Of course, diners are also near the top of the endangered eatery list, their numbers dwindling daily thanks to changing tastes, rising costs and invasive species of the fast-casual variety. Clearly, something must be done, and together with chef Michael Heinlein, the Kanarases — who grew up working in their father’s diner, the Olympic in Deer Park — are hoping that salvation lies in smaller menus and food executed phenomenally well from morning to night.
Based on my own visits, I wouldn’t bet against them. The breakfast poutine is a fun, anarchic assemblage of fried eggs, slabs of bacon, a silky cheese sauce, sweet potato tots — the whole ruckus flung onto the table in a cast iron skillet. Whiskey Down is equally good at traditional fare, adding little filigrees of novelty. The biscuits and gravy come with a pair of fried eggs on top, the house pancakes with a hint of citrus.
Lunchtime marks the arrival of a sandwich too fine for a name like steak melt — thick tranches of ciabatta bread barely able to contain thick beef strips dressed with pickled vegetables, bright arugula and a truffle aioli. It’s tremendous. And while the bacon cheeseburger is unspecial and quickly devolves into a wet mess, even then you’ll appreciate Whiskey Down’s devotion to high-quality ingredients — not least the potatoes in its French fries, perhaps the only unreconstituted specimens I’ve ever had in a diner. A haystack of them comes with a comparatively ascetic BLT, the whole thing a steal at $8.

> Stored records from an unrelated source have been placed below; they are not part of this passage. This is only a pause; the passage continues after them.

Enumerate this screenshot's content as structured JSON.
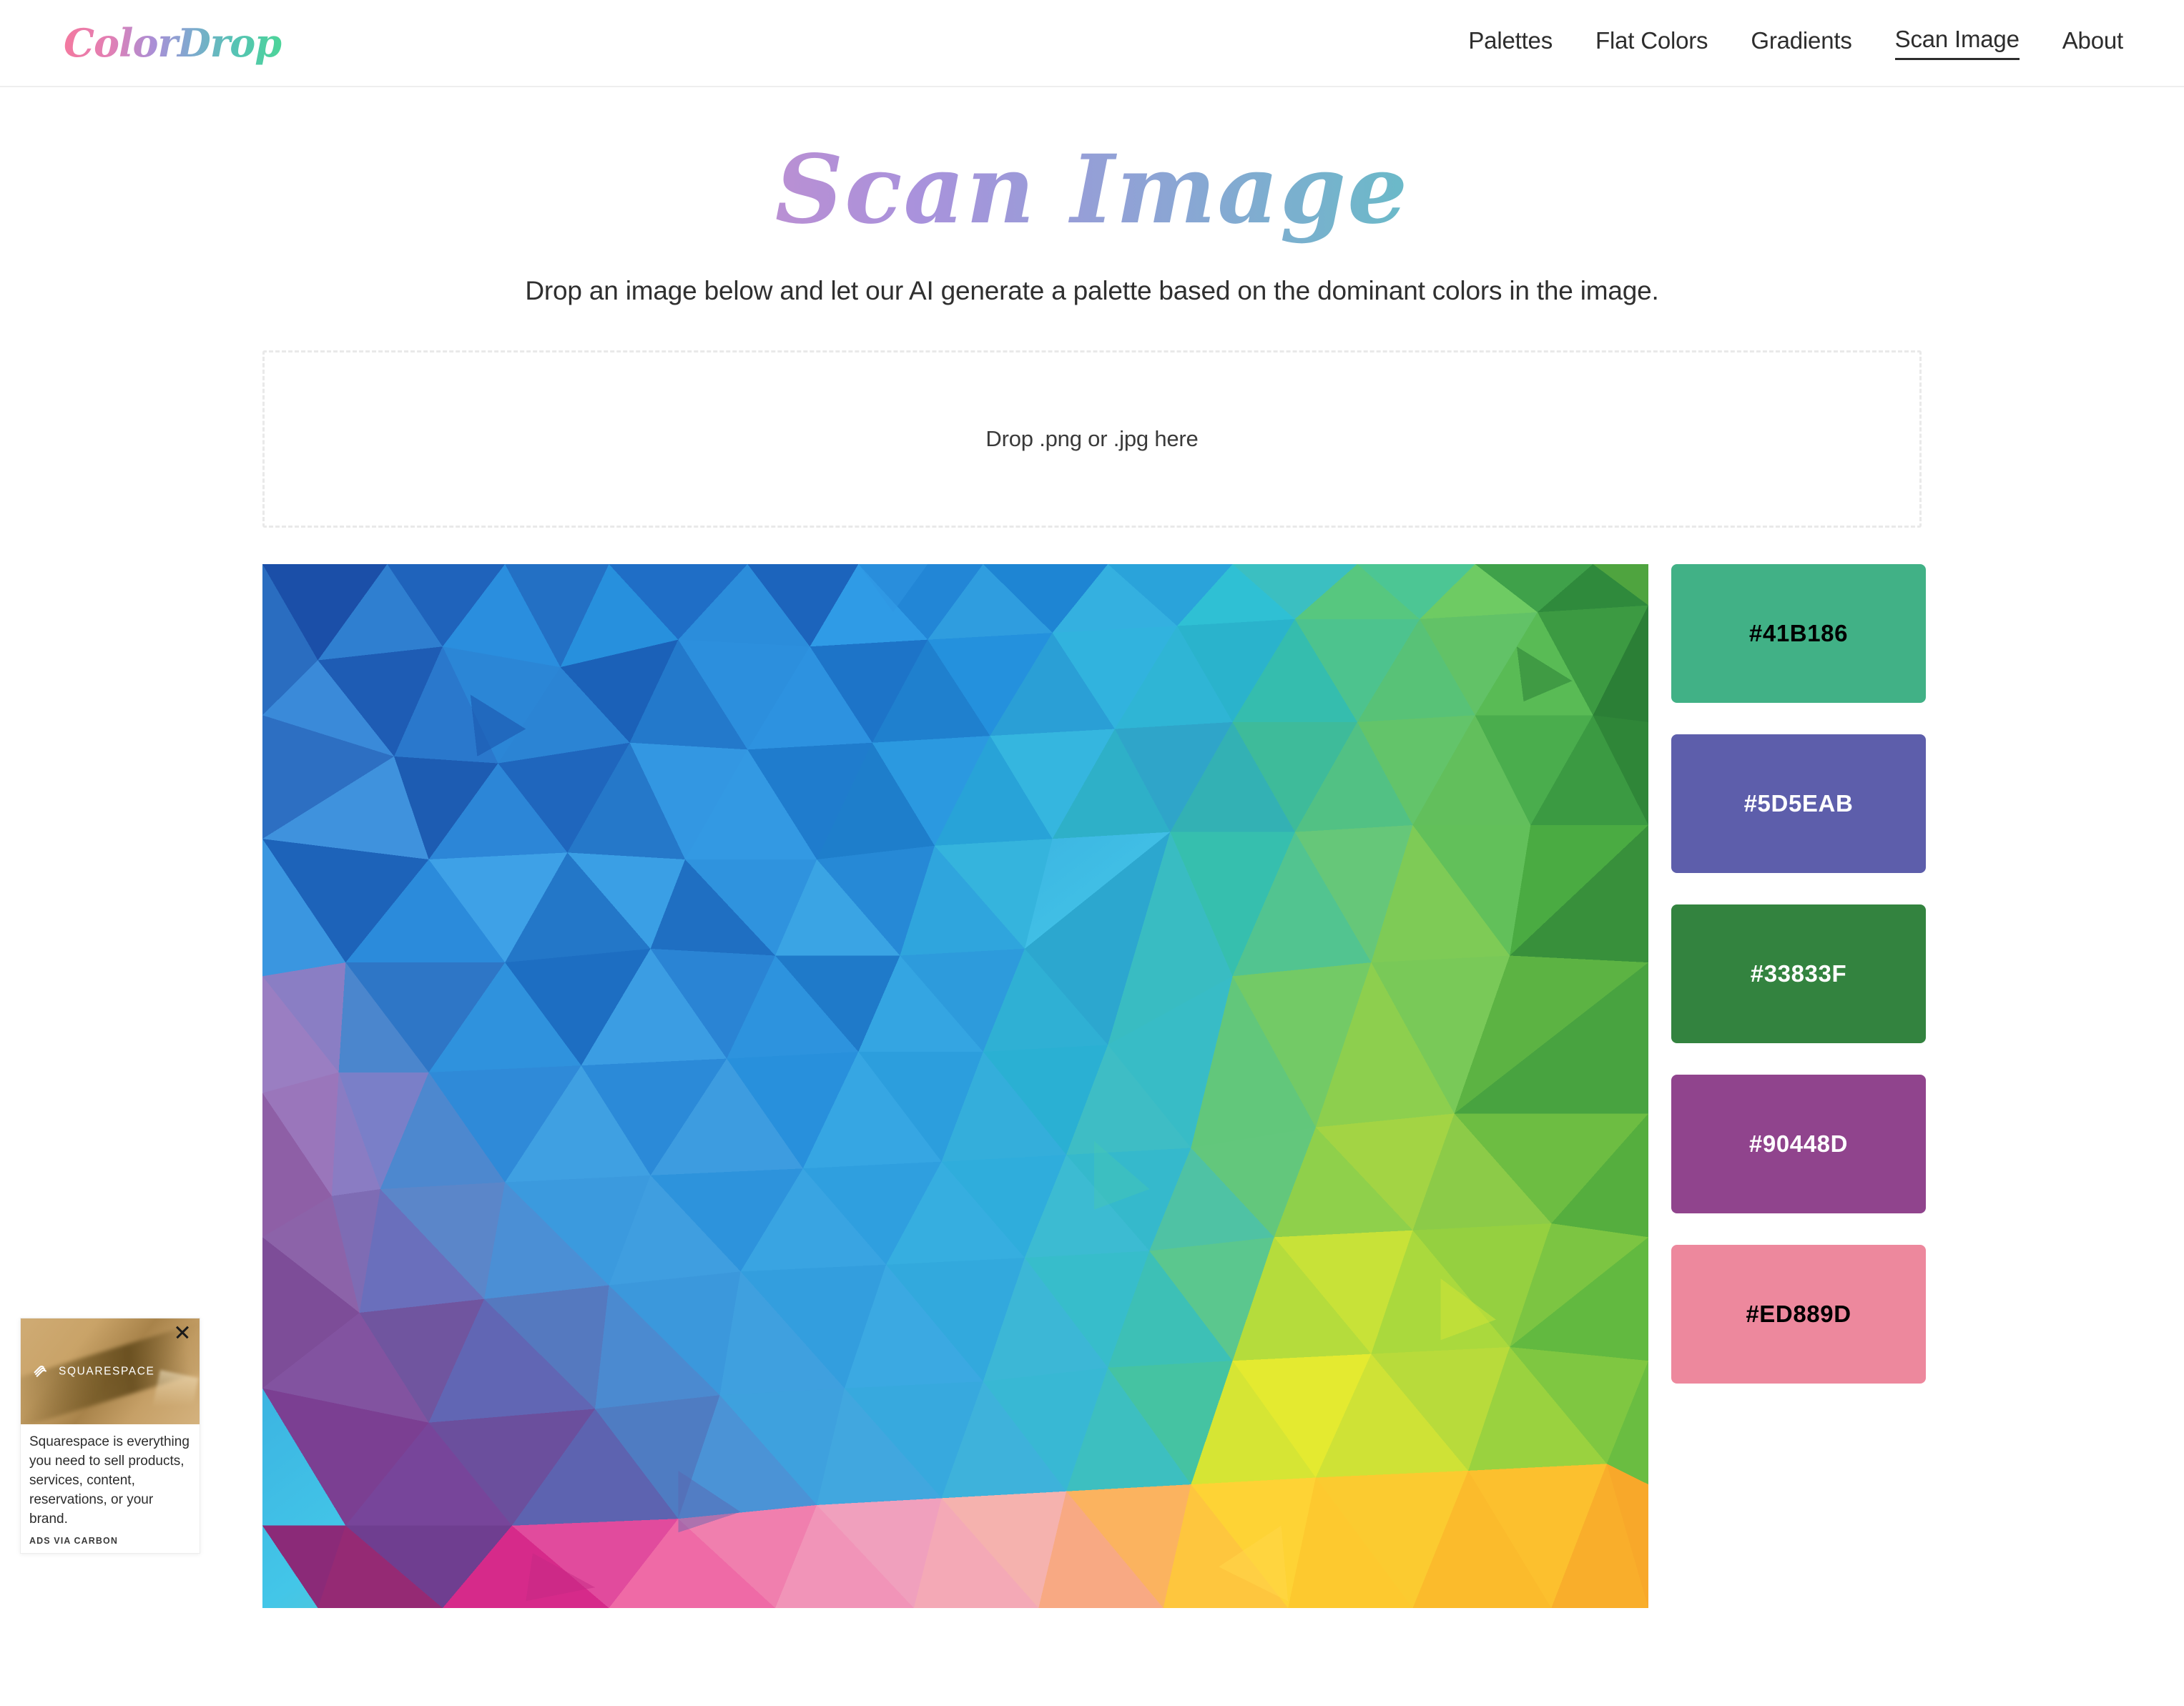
{
  "header": {
    "logo": "ColorDrop",
    "nav": [
      {
        "label": "Palettes",
        "active": false
      },
      {
        "label": "Flat Colors",
        "active": false
      },
      {
        "label": "Gradients",
        "active": false
      },
      {
        "label": "Scan Image",
        "active": true
      },
      {
        "label": "About",
        "active": false
      }
    ]
  },
  "main": {
    "title": "Scan Image",
    "subtitle": "Drop an image below and let our AI generate a palette based on the dominant colors in the image.",
    "dropzone": {
      "label": "Drop .png or .jpg here"
    },
    "swatches": [
      {
        "hex": "#41B186",
        "label": "#41B186",
        "text_color": "#000000"
      },
      {
        "hex": "#5D5EAB",
        "label": "#5D5EAB",
        "text_color": "#FFFFFF"
      },
      {
        "hex": "#33833F",
        "label": "#33833F",
        "text_color": "#FFFFFF"
      },
      {
        "hex": "#90448D",
        "label": "#90448D",
        "text_color": "#FFFFFF"
      },
      {
        "hex": "#ED889D",
        "label": "#ED889D",
        "text_color": "#000000"
      }
    ],
    "preview": {
      "alt": "low-poly rainbow triangle mosaic"
    }
  },
  "ad": {
    "brand": "SQUARESPACE",
    "text": "Squarespace is everything you need to sell products, services, content, reservations, or your brand.",
    "powered_by": "ADS VIA CARBON",
    "close_label": "close-ad"
  },
  "theme": {
    "background": "#FFFFFF",
    "text": "#2D2D2D",
    "border": "#EEEEEE",
    "dropzone_border": "#E9E9E9",
    "gradient_start": "#F4799E",
    "gradient_mid": "#A992DC",
    "gradient_end": "#5AD09A"
  }
}
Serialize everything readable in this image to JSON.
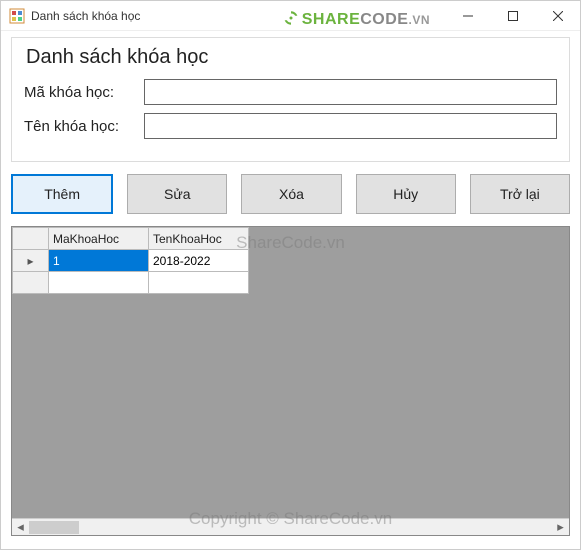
{
  "titlebar": {
    "title": "Danh sách khóa học"
  },
  "watermark_logo": {
    "green": "SHARE",
    "gray": "CODE",
    "suffix": ".VN"
  },
  "watermark_center": "ShareCode.vn",
  "watermark_bottom": "Copyright © ShareCode.vn",
  "form": {
    "heading": "Danh sách khóa học",
    "ma_label": "Mã khóa học:",
    "ten_label": "Tên khóa học:",
    "ma_value": "",
    "ten_value": ""
  },
  "buttons": {
    "them": "Thêm",
    "sua": "Sửa",
    "xoa": "Xóa",
    "huy": "Hủy",
    "trolai": "Trở lại"
  },
  "grid": {
    "columns": {
      "ma": "MaKhoaHoc",
      "ten": "TenKhoaHoc"
    },
    "rows": [
      {
        "ma": "1",
        "ten": "2018-2022"
      }
    ],
    "row_indicator": "▸"
  }
}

Nighttime brings another front in the Kanarases diner campaign, as their Mel-and-Flo counter area tries to morph into a swank cocktail bar with the aid of mixologist Jonathan Gonzalez’ drink list, an homage to the diner’s glory days, when Mad Men downed Manhattans and rob roys, their secretaries mai tais and grasshoppers. (Notable exception: Gonzalez’ Thunder Island, a fine new refreshment born of rum, Cointreau, passion fruit and lime.)
So far, the day/night transition has been mostly a nonstarter, if only because swank cocktail bar-goers tend not to enjoy having their conversations drowned out by busboys clearing nearby tables and servers calling for milkshakes. Luckily, however, evenings also feature stellar cashew-crusted, perfectly cooked salmon served over a rich stew of white beans and lobster meat, an equally fine steak with fingerling potatoes, and yes, the meatloaf that stopped my table cold.
“Diners should never change,” said my sated but traditional dining companion. For him, until now, a place isn’t a diner unless you visit it as an afterthought, no one cares if you linger for hours, and the food is beside the point. The survival of Whiskey Down Diner, and indeed every other diner, may well depend on his being wrong.